For example, clay soils can cause shifting and cracking due to their tendency to expand when wet. Sandy soils, on the other hand, are more likely to settle over time, leading to uneven surfaces and potential structural damage. By identifying the type of soil beneath a pier and beam foundation, homeowners and professionals can take steps to prevent problems caused by soil movement. For example, if clay soils are present, steps can be taken to ensure adequate drainage so that the soil does not become too saturated and cause expansion.
How Soil Movement Affects Pier and Beam FoundationsSoil movement is a major factor in pier and beam foundation problems, as it can cause shifts in the structure of the foundation. Erosion of the soil around the foundation can cause the soil to become unstable and can lead to settlement of the foundation.
Additionally, certain types of soil can be more prone to damage from soil movement. Clay soils, for example, are more susceptible to erosion due to their composition, while sandy soils are more likely to settle due to their loose nature. Erosion can lead to a decrease in the stability of the foundation, as the soil around it is no longer able to provide the necessary support. This can cause the foundation to crack or even collapse. In addition, the soil may become saturated with water, which can lead to further erosion and foundation damage. Settlement of the soil beneath a pier and beam foundation can also cause problems.
This type of soil movement can cause the beams or piers to sink into the ground. This sinking can lead to serious structural issues, including cracks in walls and ceilings, doors that no longer close properly, and floors that tilt or buckle. The type of soil present around a foundation can also influence how much damage is caused by soil movement. Clay soils are more prone to erosion due to their composition, while sandy soils are more likely to settle due to their loose nature. Additionally, sandy soils are more likely to experience significant settling when they become saturated with water. It's important to understand how soil movement affects pier and beam foundations in order to prevent serious damage from occurring.
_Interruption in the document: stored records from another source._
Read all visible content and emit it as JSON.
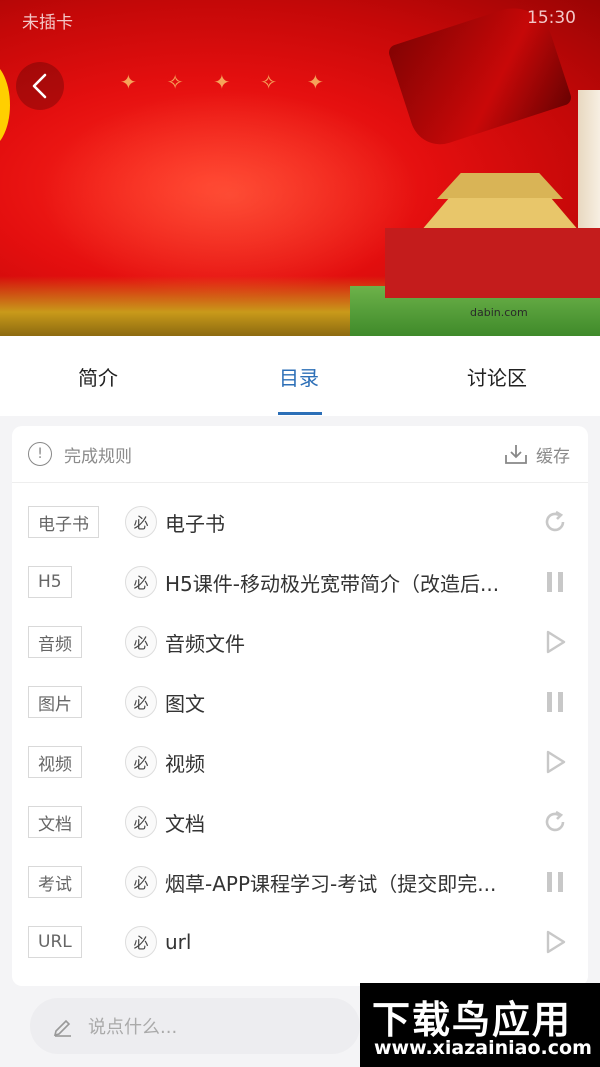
{
  "status_bar": {
    "carrier": "未插卡",
    "time": "15:30"
  },
  "hero": {
    "watermark": "dabin.com"
  },
  "tabs": [
    {
      "label": "简介"
    },
    {
      "label": "目录"
    },
    {
      "label": "讨论区"
    }
  ],
  "toolbar": {
    "rules_label": "完成规则",
    "cache_label": "缓存"
  },
  "required_label": "必",
  "items": [
    {
      "type": "电子书",
      "title": "电子书",
      "action": "refresh-icon"
    },
    {
      "type": "H5",
      "title": "H5课件-移动极光宽带简介（改造后...",
      "action": "pause-icon"
    },
    {
      "type": "音频",
      "title": "音频文件",
      "action": "play-icon"
    },
    {
      "type": "图片",
      "title": "图文",
      "action": "pause-icon"
    },
    {
      "type": "视频",
      "title": "视频",
      "action": "play-icon"
    },
    {
      "type": "文档",
      "title": "文档",
      "action": "refresh-icon"
    },
    {
      "type": "考试",
      "title": "烟草-APP课程学习-考试（提交即完...",
      "action": "pause-icon"
    },
    {
      "type": "URL",
      "title": "url",
      "action": "play-icon"
    }
  ],
  "comment": {
    "placeholder": "说点什么..."
  },
  "watermark": {
    "brand": "下载鸟应用",
    "url": "www.xiazainiao.com"
  },
  "colors": {
    "accent": "#2c6fb7",
    "hero_red": "#e40f0f"
  }
}
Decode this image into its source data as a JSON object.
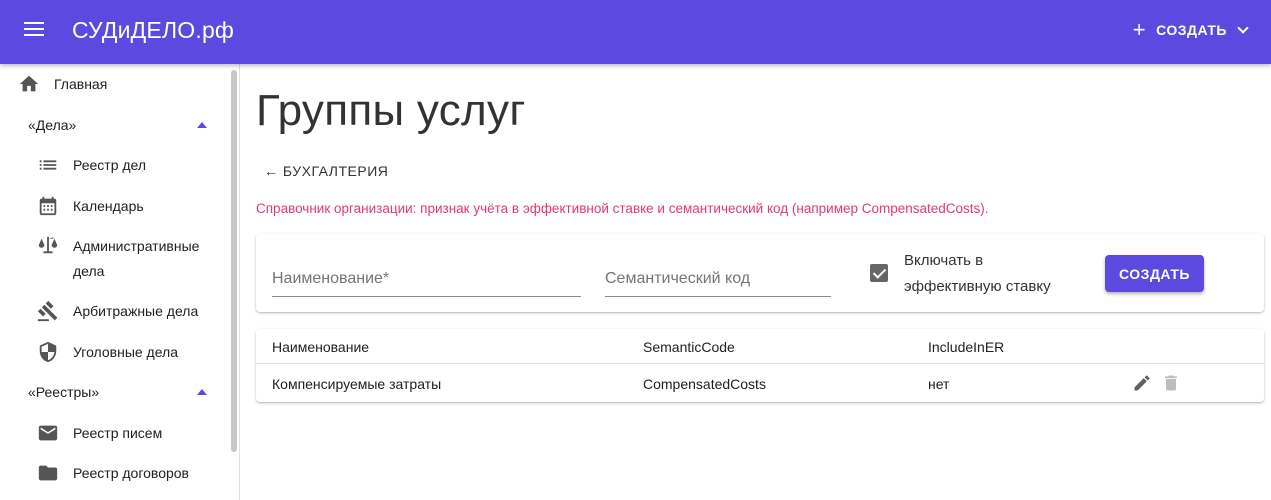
{
  "appbar": {
    "title": "СУДиДЕЛО.рф",
    "create_label": "СОЗДАТЬ"
  },
  "sidebar": {
    "home": "Главная",
    "sections": [
      {
        "label": "«Дела»",
        "items": [
          {
            "label": "Реестр дел",
            "icon": "list-icon"
          },
          {
            "label": "Календарь",
            "icon": "calendar-icon"
          },
          {
            "label": "Административные",
            "label2": "дела",
            "icon": "scales-icon"
          },
          {
            "label": "Арбитражные дела",
            "icon": "gavel-icon"
          },
          {
            "label": "Уголовные дела",
            "icon": "shield-icon"
          }
        ]
      },
      {
        "label": "«Реестры»",
        "items": [
          {
            "label": "Реестр писем",
            "icon": "mail-icon"
          },
          {
            "label": "Реестр договоров",
            "icon": "folder-icon"
          }
        ]
      }
    ]
  },
  "main": {
    "title": "Группы услуг",
    "back_link": "← БУХГАЛТЕРИЯ",
    "hint": "Справочник организации: признак учёта в эффективной ставке и семантический код (например CompensatedCosts).",
    "form": {
      "name_placeholder": "Наименование*",
      "code_placeholder": "Семантический код",
      "include_label": "Включать в эффективную ставку",
      "include_checked": true,
      "submit_label": "СОЗДАТЬ"
    },
    "table": {
      "headers": [
        "Наименование",
        "SemanticCode",
        "IncludeInER"
      ],
      "rows": [
        {
          "name": "Компенсируемые затраты",
          "code": "CompensatedCosts",
          "include": "нет"
        }
      ]
    }
  },
  "colors": {
    "primary": "#5c4ae0",
    "hint": "#e33a6b"
  }
}
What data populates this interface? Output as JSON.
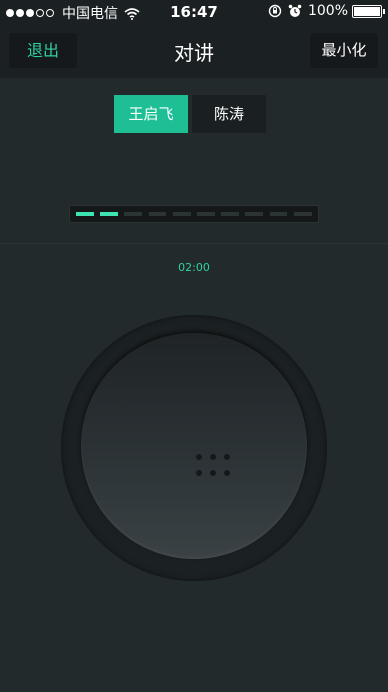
{
  "status_bar": {
    "signal_bars_filled": 3,
    "signal_bars_total": 5,
    "carrier": "中国电信",
    "time": "16:47",
    "battery_percent": "100%",
    "icons": [
      "wifi-icon",
      "rotation-lock-icon",
      "alarm-icon",
      "battery-icon"
    ]
  },
  "nav": {
    "exit_label": "退出",
    "title": "对讲",
    "minimize_label": "最小化"
  },
  "tabs": [
    {
      "label": "王启飞",
      "active": true
    },
    {
      "label": "陈涛",
      "active": false
    }
  ],
  "volume_meter": {
    "segments_total": 10,
    "segments_active": 2
  },
  "timer": "02:00",
  "colors": {
    "accent": "#2fd1a4",
    "tab_active": "#1fbf95",
    "background": "#222a2c",
    "bar_background": "#1b2022"
  }
}
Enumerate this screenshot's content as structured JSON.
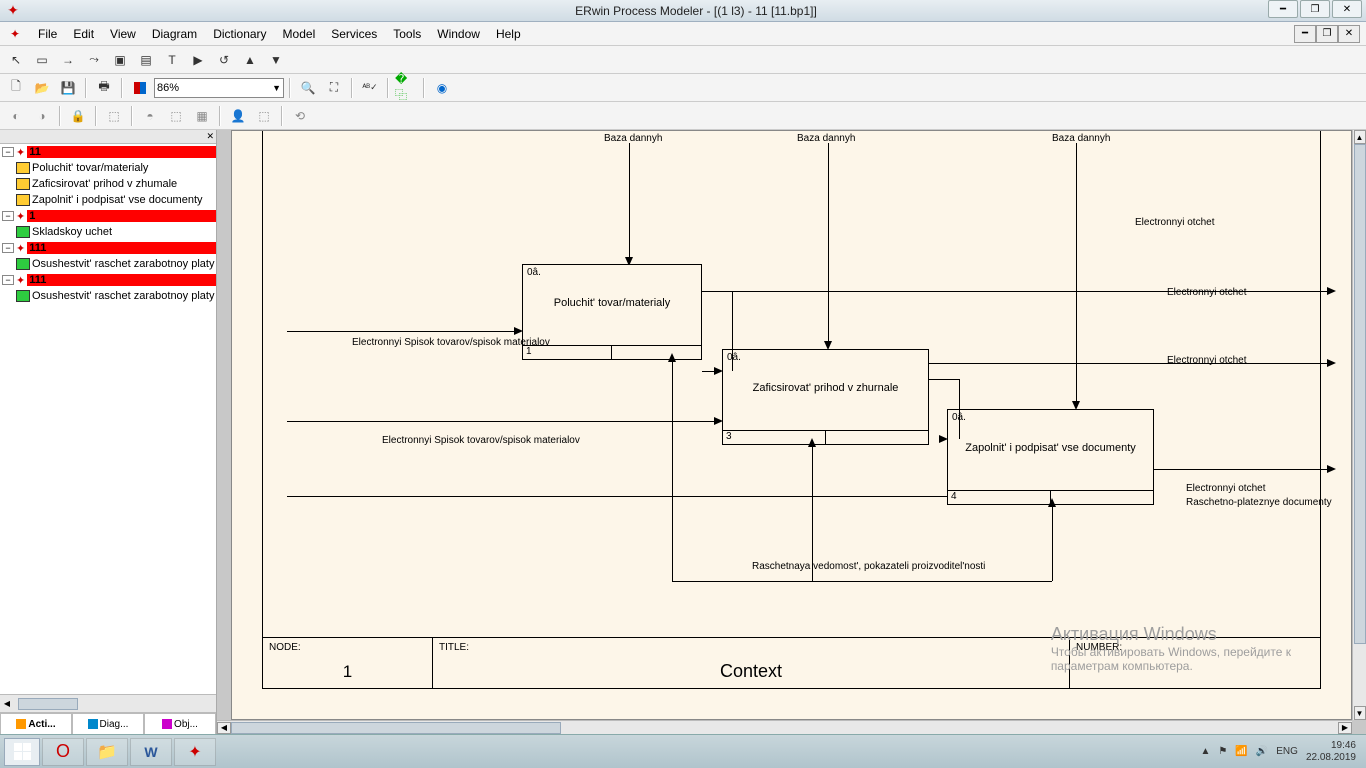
{
  "titlebar": {
    "title": "ERwin Process Modeler - [(1 l3)  - 11  [11.bp1]]"
  },
  "menus": [
    "File",
    "Edit",
    "View",
    "Diagram",
    "Dictionary",
    "Model",
    "Services",
    "Tools",
    "Window",
    "Help"
  ],
  "zoom": "86%",
  "tree": {
    "n1": "11",
    "n1a": "Poluchit' tovar/materialy",
    "n1b": "Zaficsirovat' prihod v zhumale",
    "n1c": "Zapolnit' i podpisat' vse documenty",
    "n2": "1",
    "n2a": "Skladskoy uchet",
    "n3": "111",
    "n3a": "Osushestvit' raschet  zarabotnoy platy",
    "n4": "111",
    "n4a": "Osushestvit' raschet  zarabotnoy platy"
  },
  "side_tabs": {
    "t1": "Acti...",
    "t2": "Diag...",
    "t3": "Obj..."
  },
  "diagram": {
    "baza": "Baza dannyh",
    "box1": {
      "ob": "0â.",
      "name": "Poluchit' tovar/materialy",
      "num": "1"
    },
    "box2": {
      "ob": "0â.",
      "name": "Zaficsirovat' prihod v zhurnale",
      "num": "3"
    },
    "box3": {
      "ob": "0â.",
      "name": "Zapolnit' i podpisat' vse documenty",
      "num": "4"
    },
    "in1": "Electronnyi Spisok tovarov/spisok materialov",
    "in2": "Electronnyi Spisok tovarov/spisok materialov",
    "mech": "Raschetnaya vedomost', pokazateli proizvoditel'nosti",
    "out1": "Electronnyi otchet",
    "out2": "Electronnyi otchet",
    "out3": "Electronnyi otchet",
    "out4": "Electronnyi otchet",
    "out5": "Raschetno-plateznye documenty"
  },
  "frame": {
    "node_label": "NODE:",
    "node_val": "1",
    "title_label": "TITLE:",
    "title_val": "Context",
    "number_label": "NUMBER:"
  },
  "watermark": {
    "l1": "Активация Windows",
    "l2": "Чтобы активировать Windows, перейдите к",
    "l3": "параметрам компьютера."
  },
  "tray": {
    "lang": "ENG",
    "time": "19:46",
    "date": "22.08.2019"
  }
}
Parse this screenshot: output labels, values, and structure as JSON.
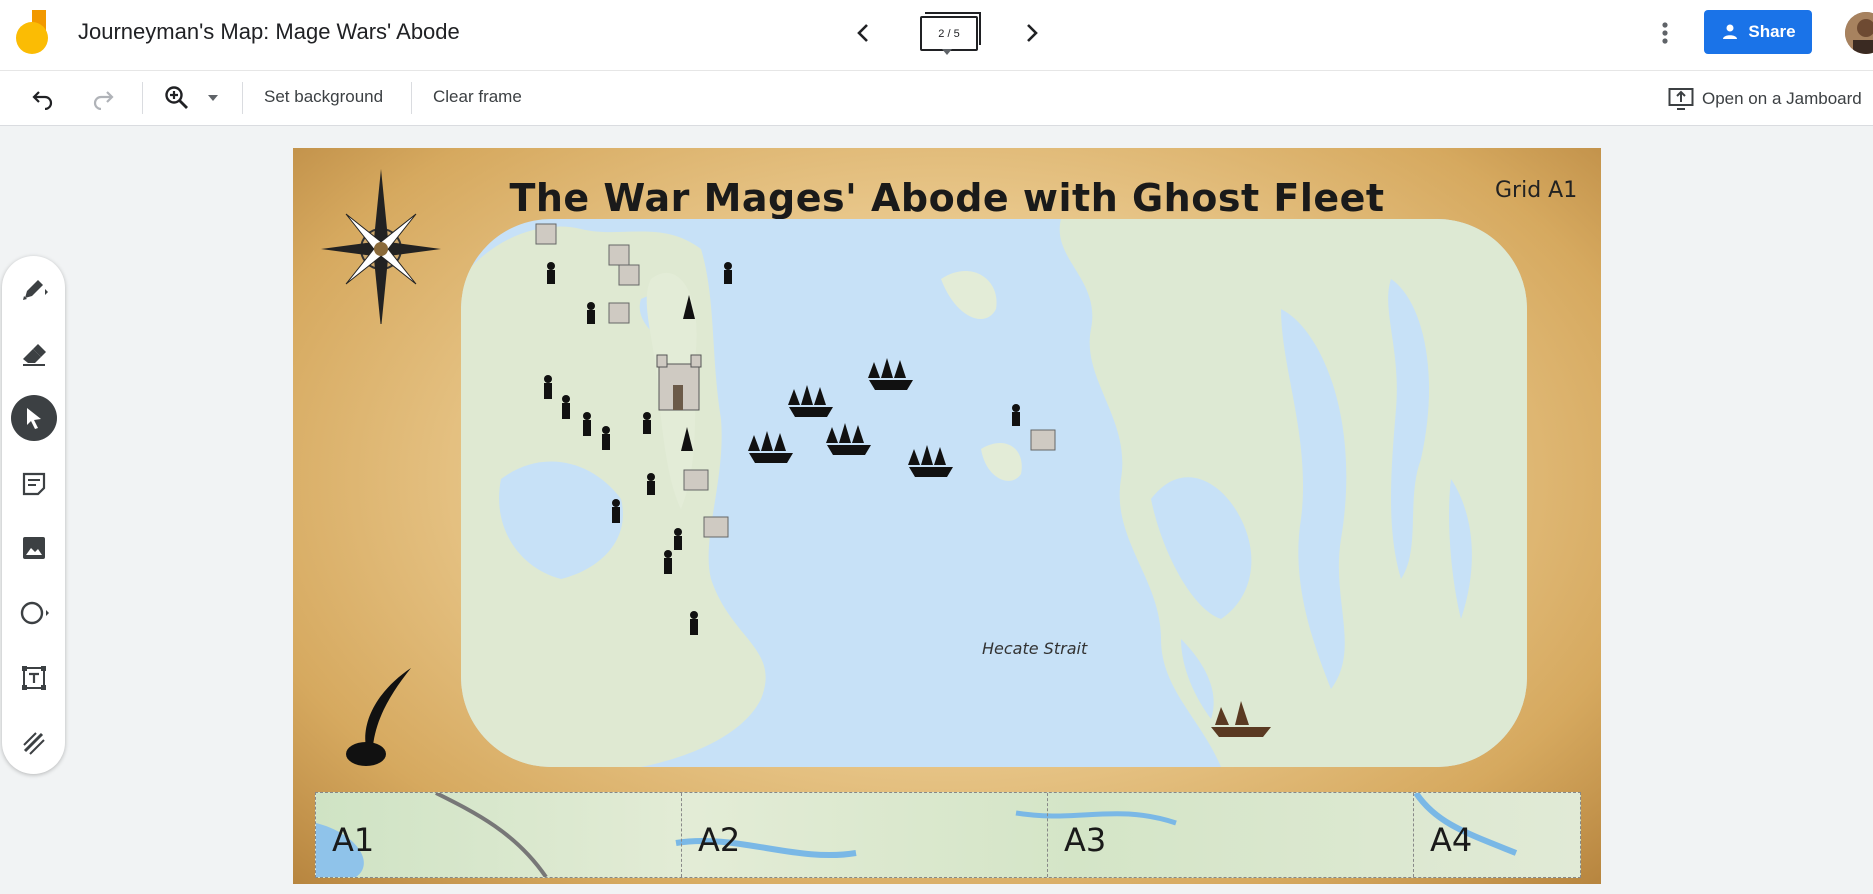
{
  "app": {
    "title": "Journeyman's Map: Mage Wars' Abode",
    "frame_indicator": "2 / 5",
    "share_label": "Share"
  },
  "toolbar": {
    "set_background": "Set background",
    "clear_frame": "Clear frame",
    "open_on_jamboard": "Open on a Jamboard"
  },
  "palette": {
    "items": [
      "pen",
      "eraser",
      "select",
      "sticky-note",
      "image",
      "shape",
      "text-box",
      "laser"
    ],
    "active": "select"
  },
  "canvas": {
    "title": "The War Mages' Abode with Ghost Fleet",
    "grid_label": "Grid A1",
    "place_label": "Hecate Strait",
    "grid_cells": [
      "A1",
      "A2",
      "A3",
      "A4"
    ]
  },
  "colors": {
    "accent": "#1a73e8",
    "sea": "#c7e1f7",
    "land": "#dde9d3",
    "parchment": "#e9c88c"
  }
}
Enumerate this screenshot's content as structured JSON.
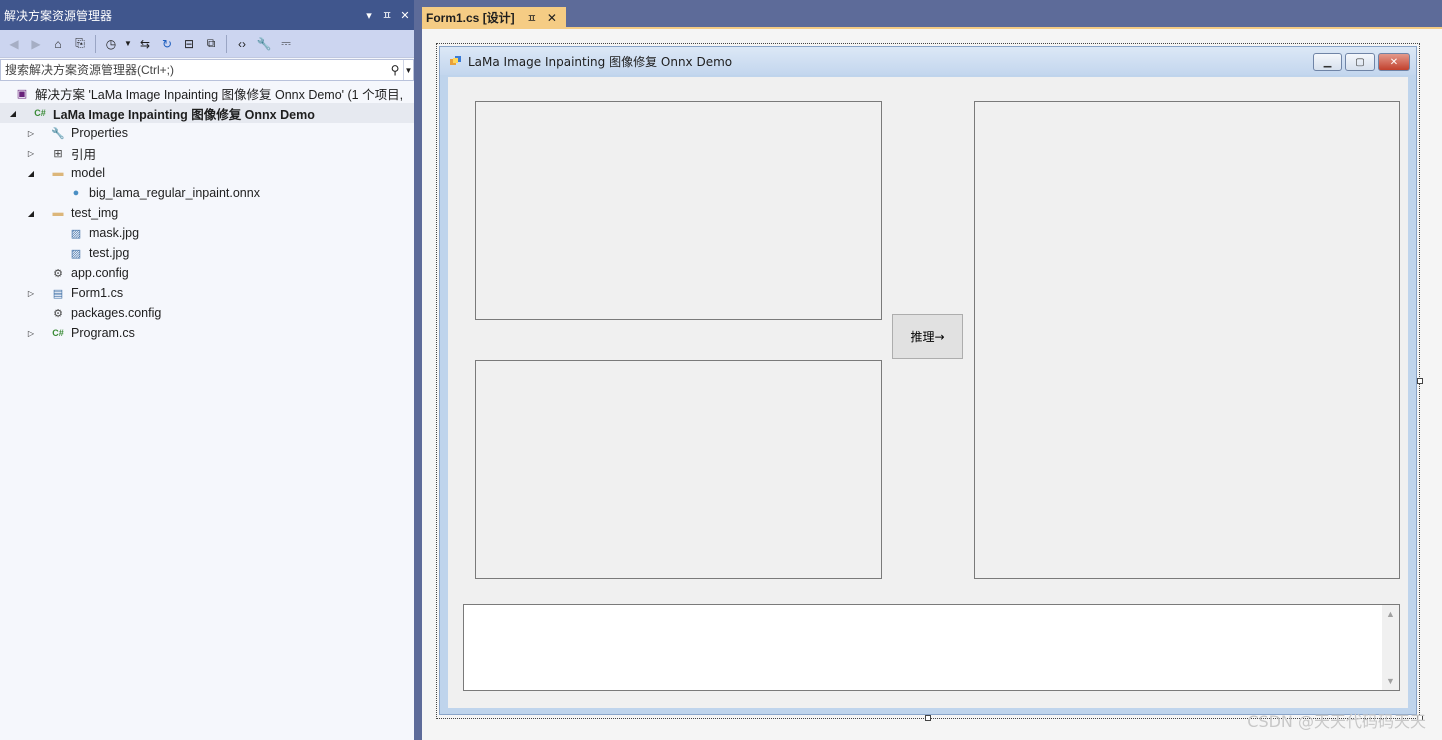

Taking steps such as proper drainage and keeping an eye on signs of soil movement can help ensure that any necessary repairs are done quickly and effectively. To conclude, pier and beam foundations can be vulnerable to costly repairs if soil movement beneath the piers and beams is not addressed. Understanding the types of soil likely to cause issues, the impact of soil movement on these foundations, common signs of pier and beam foundation problems, preventative measures to avoid soil movement related foundation issues, and when to call a professional for pier and beam foundation repair can help protect your property from expensive repairs.